The veteran Tory grandee is said to have claimed that he could arrange “useful access” to every British ambassador in the world, while Labour’s former foreign secretary Jack Straw boasted of operating “under the radar” to use his influence to change European Union rules.
Almost worst than the incident is the blank denial that both people have made when caught.
We know they have no integrity but do they really have no shame?
You might think that MPs were a bit powerless in the face of the government machine and the trappings of power, you might think that they were a bit useless against the might of real power and big business, but you always figured they were sort of there for you, doing a full-time job, even at a salary vastly above the national average? Apparently not.
Jack Straw still insists he has done nothing wrong arguing he acted with integrity throughout his long career, as if he wants a Blue Peter Badge for it. This may be true – if presumably – you set aside the small matter of the Iraq war and that whole embarrassing Chilcot Inquiry.
Playing catchup with the story 24 hours-on the Tories have finally capitulated, reacting to the scandal, David Cameron saying: “These are very serious matters and we have very clear rules in this country.”
Indeed. Late in the day the Tories have finally withdrawn the whip from Rifkind.
Today the Financial Times, with seemingly no sense of irony after the HSBC fiasco and chief executive Stuart Gulliver‘s role (you might remember the charming Stuart from here ‘HSBC boss makes ‘capital flight’ claim’) – claims ‘City fears new bank liability rules will deter best people’.
Rifkind thinks the same, mewing: ‘If you’re trying to attract people of a business or professional background (who else would we be ‘trying to attract’?! – Ed) – to serve in the House of Commons it is quite unrealistic to believe they will go through their parliamentary career being able to simply accept a salary of £60k’.
The average UK salary is £26,500.
The code is simple – to get the best people we must pay them the going rate. For the best read people like us, with our interests, of our class, with our expectations. Despite all the evidence to the contrary, bankers and politicians think there adding a grand job.
As an aside – Tom Watson is quite right to say that there’s a difference in severity in that Rifkind – as Chair of the Intelligence and Security Committee (ISC) is in a far more vulnerable position.
Both are huge figures in their respective parties. These aren’t some minor rogue MPs. What we face now is a self-fulfilling prophecy. This article is hard to write just because it’s so routine now it’s hard to even be upset with this level of corruption for which Westminster has become a byword.

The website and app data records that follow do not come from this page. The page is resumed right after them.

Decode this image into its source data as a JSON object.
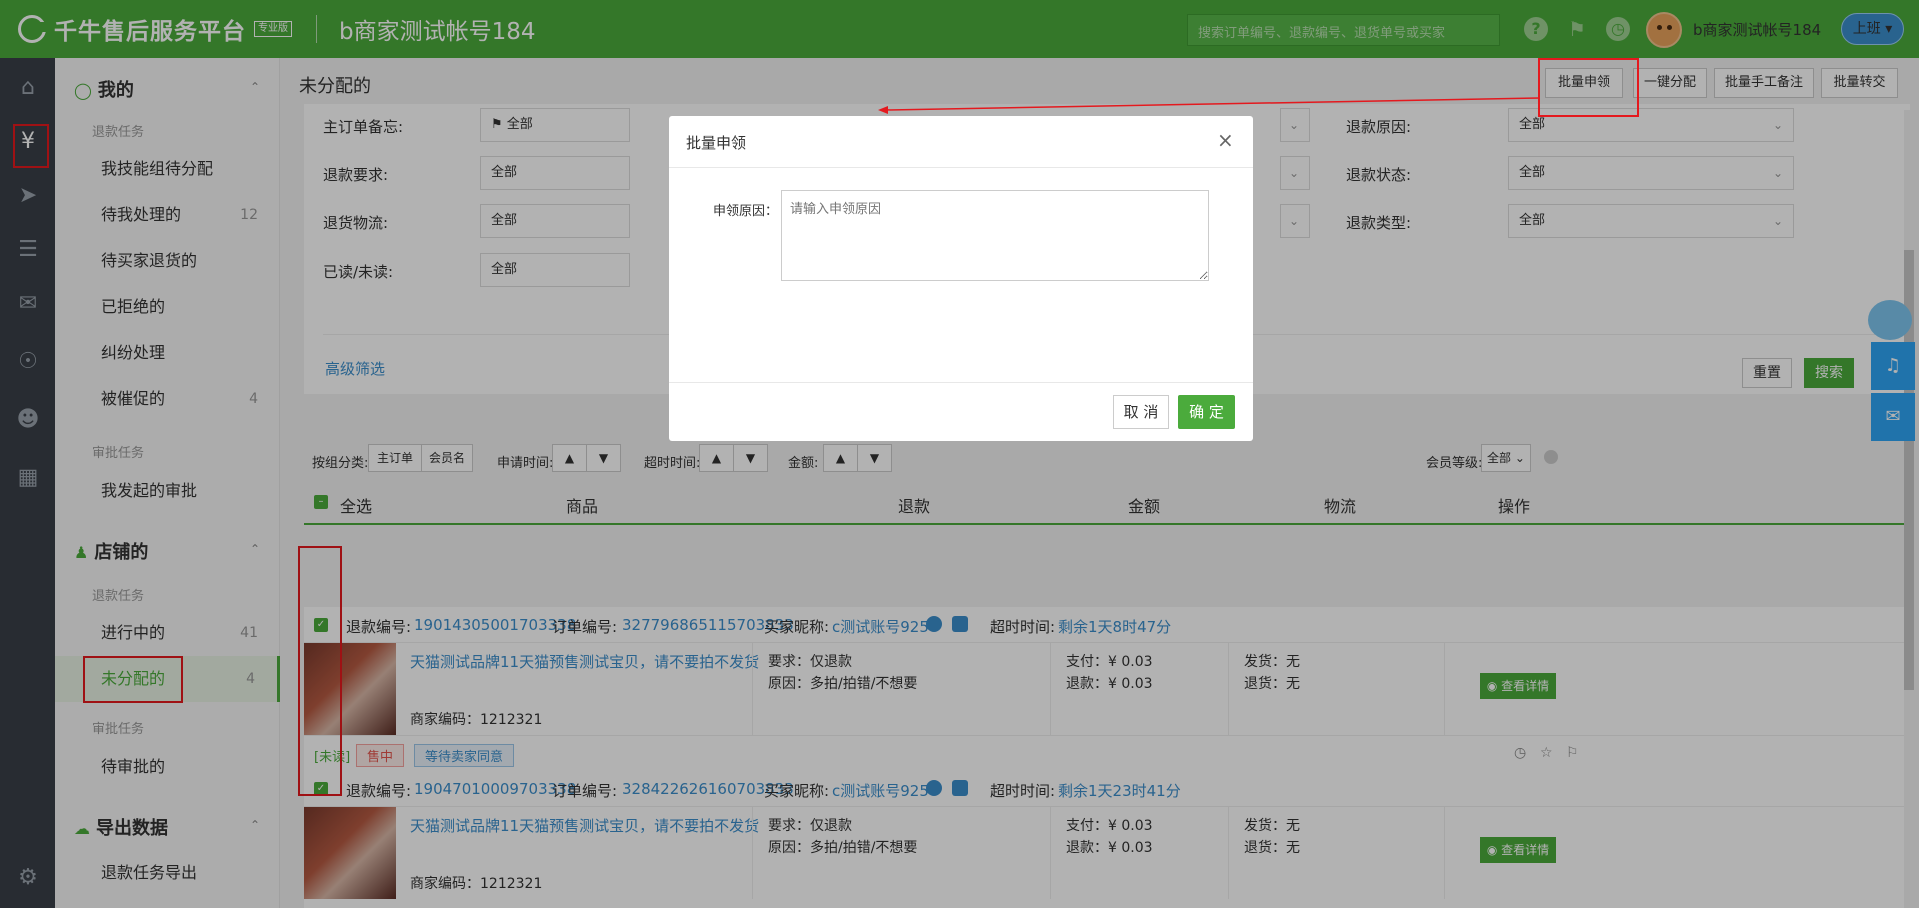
{
  "header": {
    "brand": "千牛售后服务平台",
    "brand_badge": "专业版",
    "account_title": "b商家测试帐号184",
    "search_placeholder": "搜索订单编号、退款编号、退货单号或买家",
    "user_name": "b商家测试帐号184",
    "shift_label": "上班",
    "help_glyph": "?"
  },
  "sidebar": {
    "groups": [
      {
        "label": "我的",
        "icon": "user-icon"
      },
      {
        "label": "店铺的",
        "icon": "shop-icon"
      },
      {
        "label": "导出数据",
        "icon": "cloud-download-icon"
      }
    ],
    "sections": [
      "退款任务",
      "审批任务",
      "退款任务",
      "审批任务"
    ],
    "items": [
      {
        "label": "我技能组待分配",
        "count": ""
      },
      {
        "label": "待我处理的",
        "count": "12"
      },
      {
        "label": "待买家退货的",
        "count": ""
      },
      {
        "label": "已拒绝的",
        "count": ""
      },
      {
        "label": "纠纷处理",
        "count": ""
      },
      {
        "label": "被催促的",
        "count": "4"
      },
      {
        "label": "我发起的审批",
        "count": ""
      },
      {
        "label": "进行中的",
        "count": "41"
      },
      {
        "label": "未分配的",
        "count": "4"
      },
      {
        "label": "待审批的",
        "count": ""
      },
      {
        "label": "退款任务导出",
        "count": ""
      }
    ]
  },
  "page": {
    "title": "未分配的",
    "actions": [
      "批量申领",
      "一键分配",
      "批量手工备注",
      "批量转交"
    ]
  },
  "filters": {
    "labels": [
      "主订单备忘:",
      "退款要求:",
      "退货物流:",
      "已读/未读:",
      "退款原因:",
      "退款状态:",
      "退款类型:"
    ],
    "all": "全部",
    "advanced": "高级筛选",
    "reset": "重置",
    "search": "搜索"
  },
  "sortbar": {
    "group_label": "按组分类:",
    "group_buttons": [
      "主订单",
      "会员名"
    ],
    "apply_time": "申请时间:",
    "timeout_time": "超时时间:",
    "amount": "金额:",
    "member_level": "会员等级:",
    "member_level_value": "全部"
  },
  "table": {
    "columns": [
      "全选",
      "商品",
      "退款",
      "金额",
      "物流",
      "操作"
    ]
  },
  "orders": [
    {
      "refund_label": "退款编号:",
      "refund_no": "19014305001703338",
      "order_label": "订单编号:",
      "order_no": "327796865115703833",
      "buyer_label": "买家昵称:",
      "buyer": "c测试账号925",
      "timeout_label": "超时时间:",
      "timeout": "剩余1天8时47分",
      "product": "天猫测试品牌11天猫预售测试宝贝，请不要拍不发货",
      "merchant_code": "商家编码：1212321",
      "requirement": "要求：仅退款",
      "reason": "原因：多拍/拍错/不想要",
      "paid": "支付：¥ 0.03",
      "refund": "退款：¥ 0.03",
      "ship": "发货：无",
      "return": "退货：无",
      "detail": "查看详情",
      "tags": [
        "[未读]",
        "售中",
        "等待卖家同意"
      ]
    },
    {
      "refund_label": "退款编号:",
      "refund_no": "19047010009703338",
      "order_label": "订单编号:",
      "order_no": "328422626160703833",
      "buyer_label": "买家昵称:",
      "buyer": "c测试账号925",
      "timeout_label": "超时时间:",
      "timeout": "剩余1天23时41分",
      "product": "天猫测试品牌11天猫预售测试宝贝，请不要拍不发货",
      "merchant_code": "商家编码：1212321",
      "requirement": "要求：仅退款",
      "reason": "原因：多拍/拍错/不想要",
      "paid": "支付：¥ 0.03",
      "refund": "退款：¥ 0.03",
      "ship": "发货：无",
      "return": "退货：无",
      "detail": "查看详情"
    }
  ],
  "modal": {
    "title": "批量申领",
    "field_label": "申领原因：",
    "placeholder": "请输入申领原因",
    "cancel": "取 消",
    "confirm": "确 定"
  },
  "colors": {
    "brand_green": "#4bab3c",
    "link_blue": "#3b8ecc",
    "annotation_red": "#e4191e"
  }
}
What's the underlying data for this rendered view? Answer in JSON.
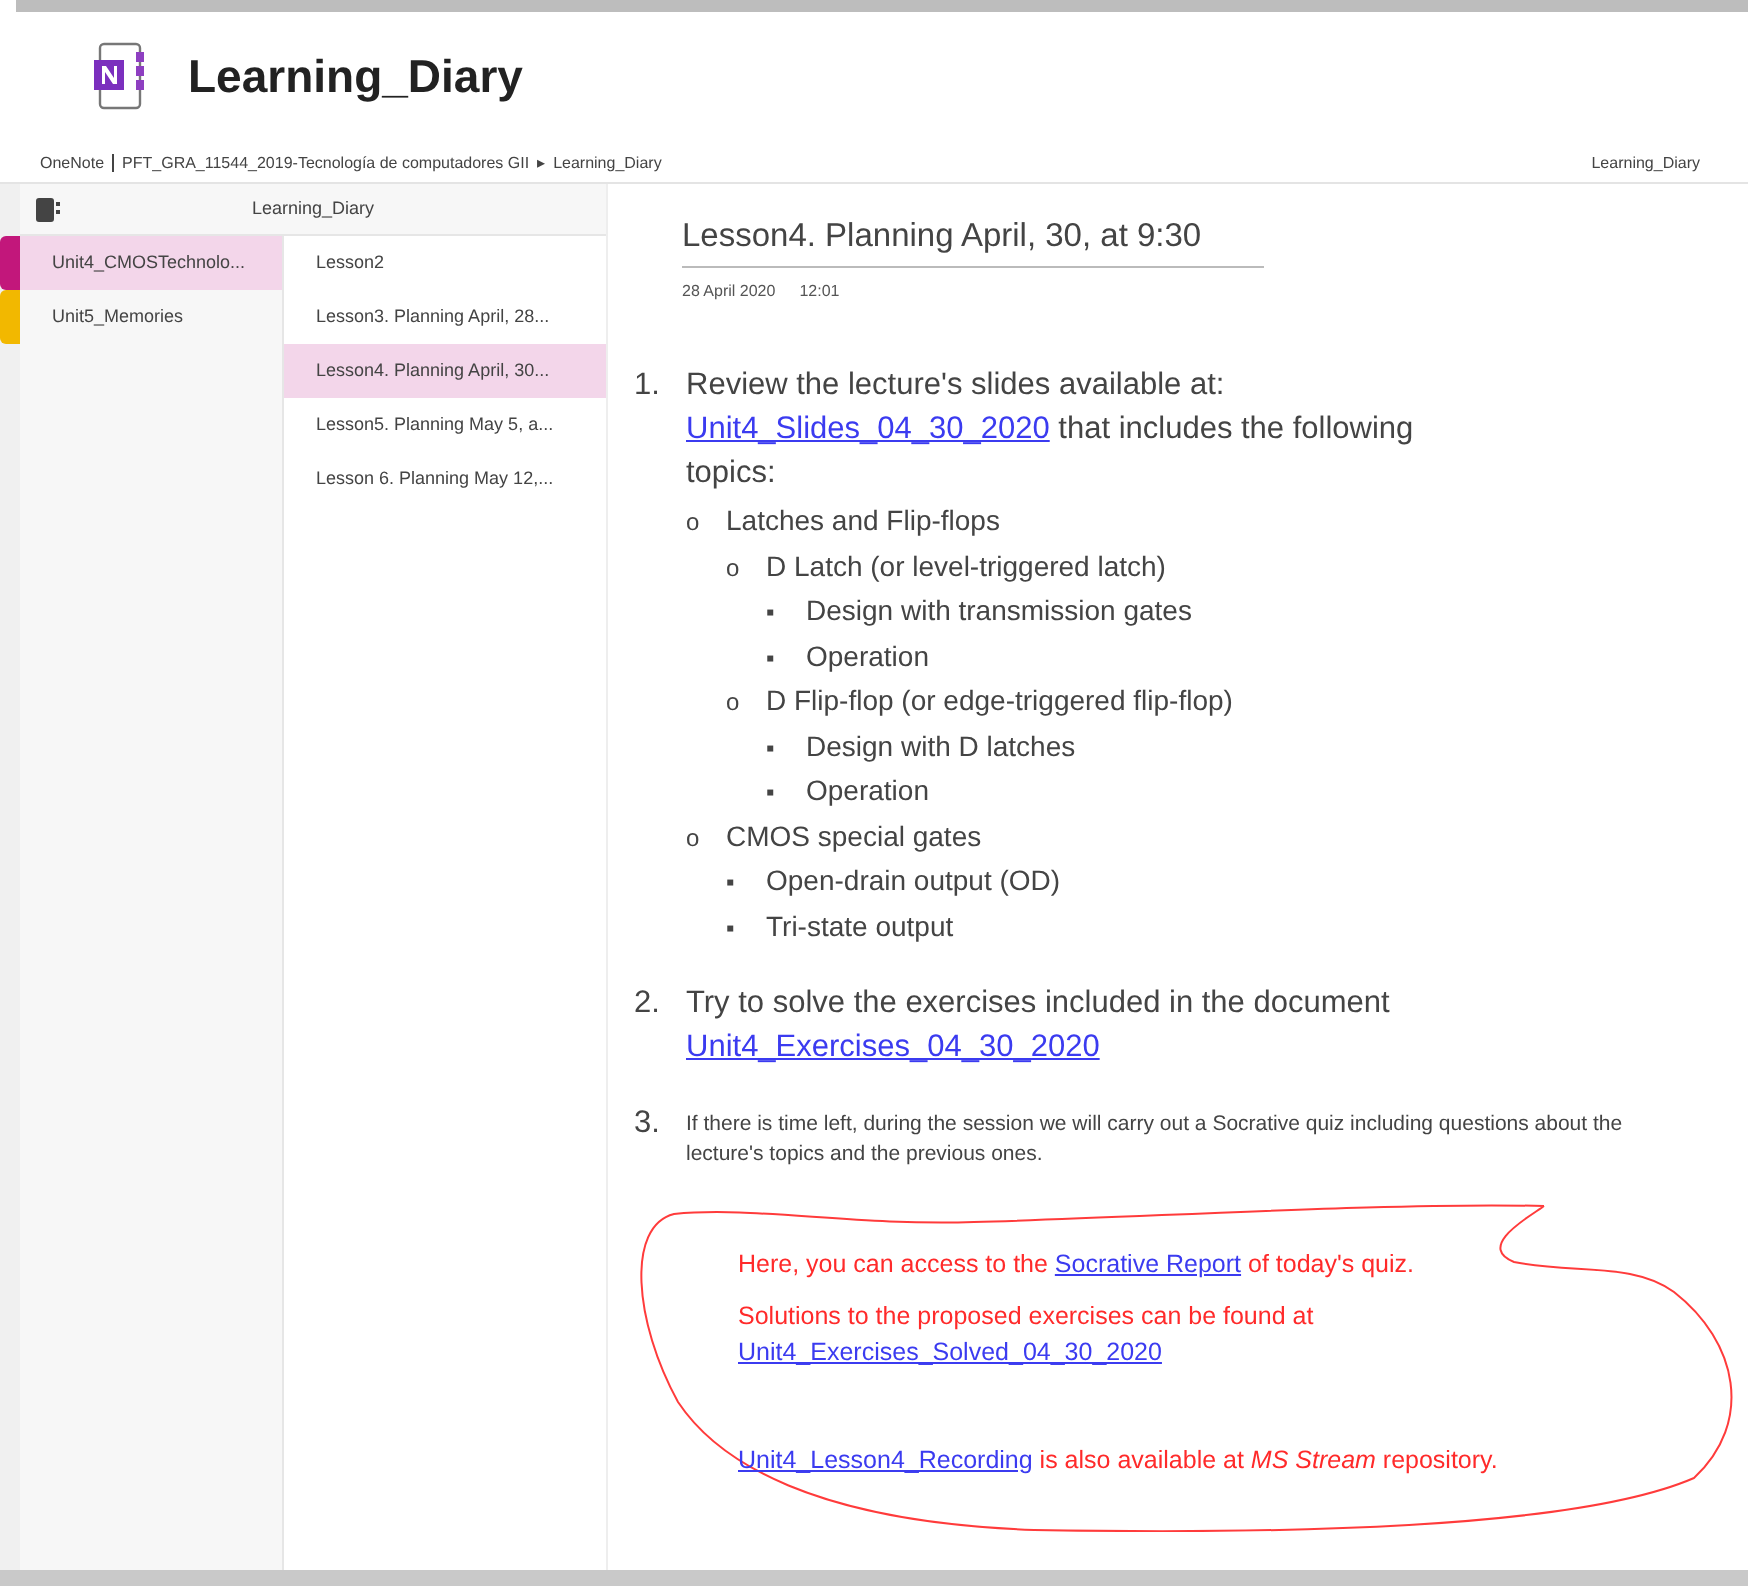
{
  "header": {
    "title": "Learning_Diary"
  },
  "breadcrumb": {
    "app": "OneNote",
    "notebook_path": "PFT_GRA_11544_2019-Tecnología de computadores GII",
    "separator": "▸",
    "page": "Learning_Diary",
    "right": "Learning_Diary"
  },
  "notebook": {
    "name": "Learning_Diary"
  },
  "sections": [
    {
      "label": "Unit4_CMOSTechnolo...",
      "color": "#c2177b",
      "selected": true
    },
    {
      "label": "Unit5_Memories",
      "color": "#f2b800",
      "selected": false
    }
  ],
  "pages": [
    {
      "label": "Lesson2",
      "selected": false
    },
    {
      "label": "Lesson3. Planning April, 28...",
      "selected": false
    },
    {
      "label": "Lesson4. Planning April, 30...",
      "selected": true
    },
    {
      "label": "Lesson5. Planning May 5, a...",
      "selected": false
    },
    {
      "label": "Lesson 6. Planning May 12,...",
      "selected": false
    }
  ],
  "page": {
    "title": "Lesson4. Planning April, 30, at 9:30",
    "date": "28 April 2020",
    "time": "12:01",
    "items": [
      {
        "number": "1.",
        "kind": "normal",
        "parts": [
          {
            "kind": "text",
            "text": "Review the lecture's slides available at: "
          },
          {
            "kind": "link",
            "text": "Unit4_Slides_04_30_2020"
          },
          {
            "kind": "text",
            "text": " that includes the following topics:"
          }
        ],
        "children": [
          {
            "marker": "o",
            "text": "Latches and Flip-flops",
            "children": [
              {
                "marker": "o",
                "text": "D Latch (or level-triggered latch)",
                "children": [
                  {
                    "marker": "▪",
                    "text": "Design with transmission gates"
                  },
                  {
                    "marker": "▪",
                    "text": "Operation"
                  }
                ]
              },
              {
                "marker": "o",
                "text": "D Flip-flop (or edge-triggered flip-flop)",
                "children": [
                  {
                    "marker": "▪",
                    "text": "Design with D latches"
                  },
                  {
                    "marker": "▪",
                    "text": "Operation"
                  }
                ]
              }
            ]
          },
          {
            "marker": "o",
            "text": "CMOS special gates",
            "children": [
              {
                "marker": "▪",
                "text": "Open-drain output (OD)"
              },
              {
                "marker": "▪",
                "text": "Tri-state output"
              }
            ]
          }
        ]
      },
      {
        "number": "2.",
        "kind": "normal",
        "parts": [
          {
            "kind": "text",
            "text": "Try to solve the exercises included in the document "
          },
          {
            "kind": "link",
            "text": "Unit4_Exercises_04_30_2020"
          }
        ]
      },
      {
        "number": "3.",
        "kind": "small",
        "parts": [
          {
            "kind": "text",
            "text": "If there is time left, during the session we will carry out a Socrative quiz including questions about the lecture's topics and the previous ones."
          }
        ]
      }
    ],
    "notes": [
      {
        "parts": [
          {
            "kind": "text",
            "text": "Here, you can access to the "
          },
          {
            "kind": "link",
            "text": "Socrative Report"
          },
          {
            "kind": "text",
            "text": " of today's quiz."
          }
        ]
      },
      {
        "parts": [
          {
            "kind": "text",
            "text": "Solutions to the proposed exercises can be found at "
          },
          {
            "kind": "link",
            "text": "Unit4_Exercises_Solved_04_30_2020"
          }
        ]
      },
      {
        "parts": [
          {
            "kind": "link",
            "text": "Unit4_Lesson4_Recording"
          },
          {
            "kind": "text",
            "text": " is also available at *MS Stream* repository."
          }
        ]
      }
    ]
  }
}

But the prophecy is this, to complain about it we will be branded part of an ‘anti-politics’, a fringe beyond the pale. So low is the bar of expectation that the individuals think they have done no wrong. There is no sense of service, of integrity, no commitment to their constituents. They assert a right to ‘earn’ as much as people in their perceived level in society. The ‘best people’. Such is the lack of perspective in the closed world of British politics.

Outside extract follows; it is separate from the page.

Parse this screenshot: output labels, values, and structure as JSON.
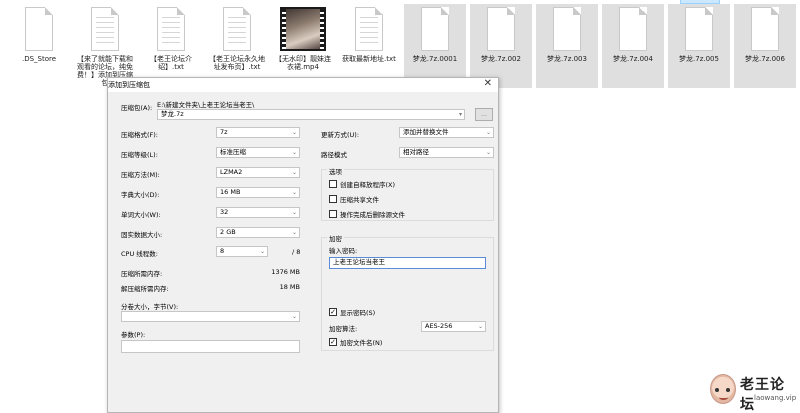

The sense of entitlement is breathtaking.
What a pathetic indictment of a failed politics.